During this time, signs and symptoms of stress may appear in different ways for different people. In order to prevent overwhelming feelings of stress, it is important to recognize these signs and symptoms as they occur and try to avoid ignoring or suppressing them. Recognizing and acknowledging signs and symptoms of stress is the first step to establishing a plan for managing them. The following list provides several examples of how stress may affect people during the COVID-19 crisis:
- Physical Symptoms: Muscle tension, elevated heart rates, fatigue, digestive issues, low energy, headaches, nausea, or dizziness.
- Emotional or Psychological Symptoms: Anxiety or constant worrying, easily agitated or frustrated, sadness or depression, anger or irritability, difficulty relaxing, racing thoughts, or hypersensitivity.
- Behavioural Symptoms: Inadequate sleep or restlessness, distraction or the inability to focus, poor judgement, neglect of responsibilities, procrastination, or increased use of alcohol or other substances.
Challenging Worries and Anxious Thoughts
During times of uncertainty, stress and anxiety can cause people to focus on “what if” situations or worst case scenarios. This may leave people feeling overwhelmed, hopeless, or vulnerable. There are many strategies that can be used to challenge worries and anxious thoughts during the pandemic:

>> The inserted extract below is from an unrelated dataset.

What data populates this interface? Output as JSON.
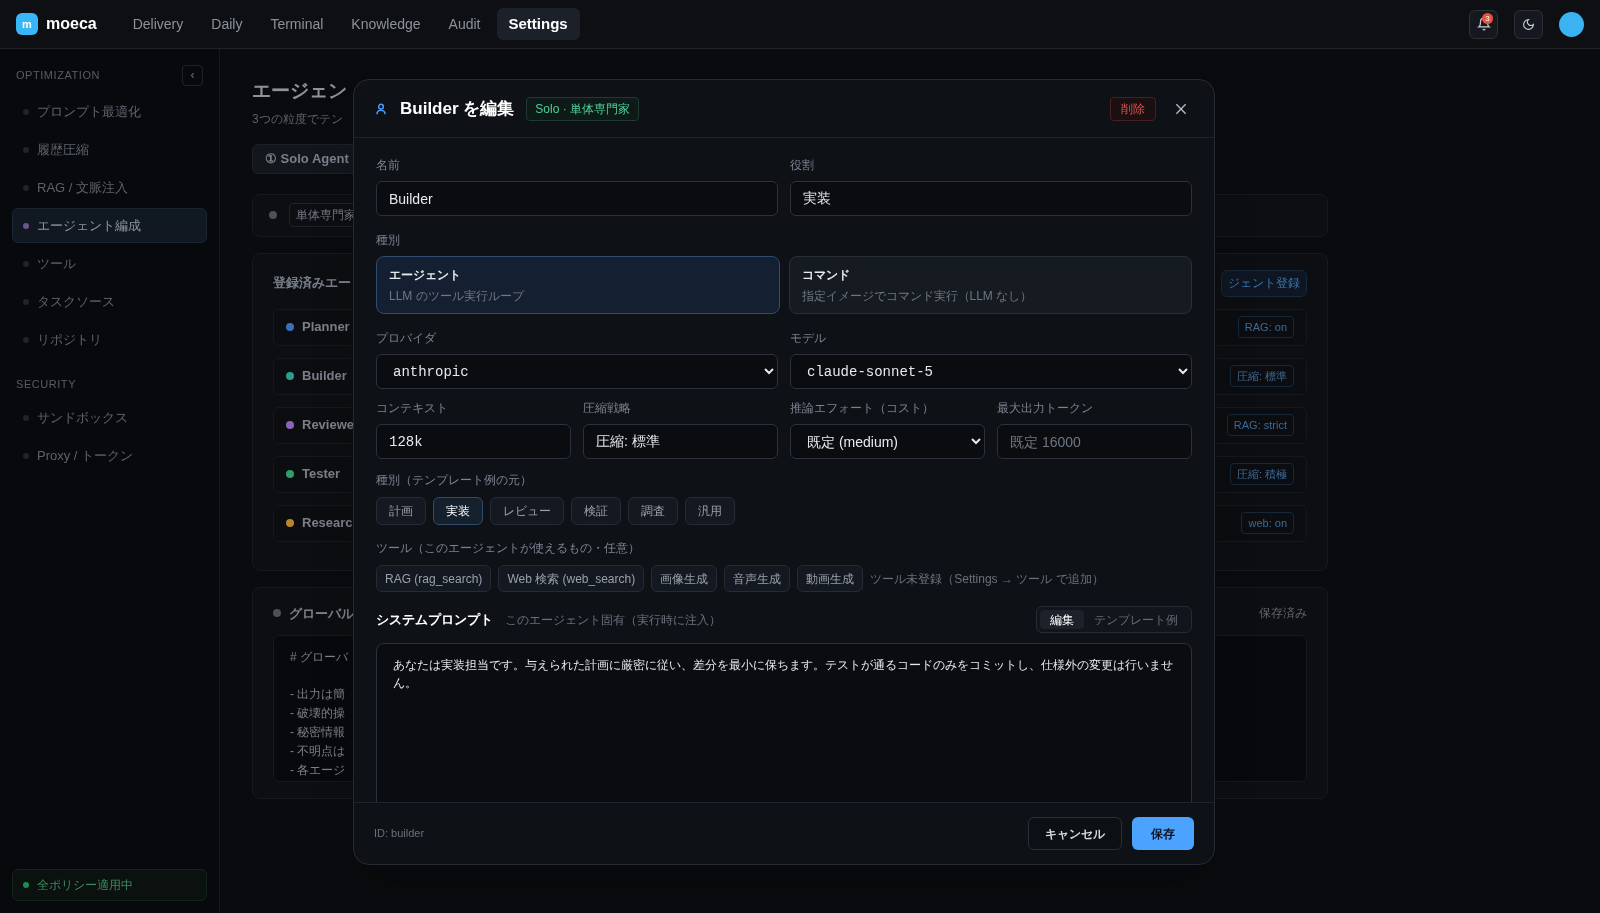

Engage in positive self-talk.
Positive self-talk strategies can help shift negative ways of thinking into more helpful mindsets. These strategies may include the following:
- Think of stressful experiences in the past and remind yourself about the skills used to cope with them. Remember that people are resilient and use coping skills every single day. Continue to remind yourself that you can handle stress and that family, friends, colleagues, or professionals are available for additional support if needed.
- Catch negative or anxious thoughts as they occur and stop to write them down. Challenge these thoughts by questioning their validity/accuracy and asking yourself whether they are grounded in beliefs or facts. Try to re-frame worries and anxious thoughts by focusing on self-talk strategies that facilitate problem-solving and conflict resolution. After engaging in these practices, try to replace catastrophic thinking with more balanced approaches. This may include statements such as, “This is a difficult time, but I will get through this with the support of family and friends”.
- Try to focus on things that you can control during the COVID-19 pandemic, such as maintaining proper hand hygiene and practicing physical distancing. For situations that are beyond an individual’s control, try to shift emotional responses to these situations by focusing your attention on other activities or tasks, such as playing a board game, reading a book, or practicing meditation.
Use reflective journaling.
Consider writing in a daily or weekly journal. Writing in a journal can be an emotional release for many people. In fact, journaling can help people process their feelings and emotions, get rid of negative thoughts, and explore positive self-talk strategies.
Engage in deep breathing techniques.
Deep breathing exercises can be calming to the nervous system, alleviate feelings of anxiety or worry, and help individuals think more clearly. Try square breathing. Find a quiet, comfortable place to sit or lie down and take a slow deep breath in while counting to four, hold for four seconds, and then breathe out for four seconds.
A diagram that explains the square breathing technique can be found through the Mental Health Commission of Canada and Centre of Substance Use and Addiction’s resource on Coping with Stress, Anxiety, and Substance Use during COVID-19.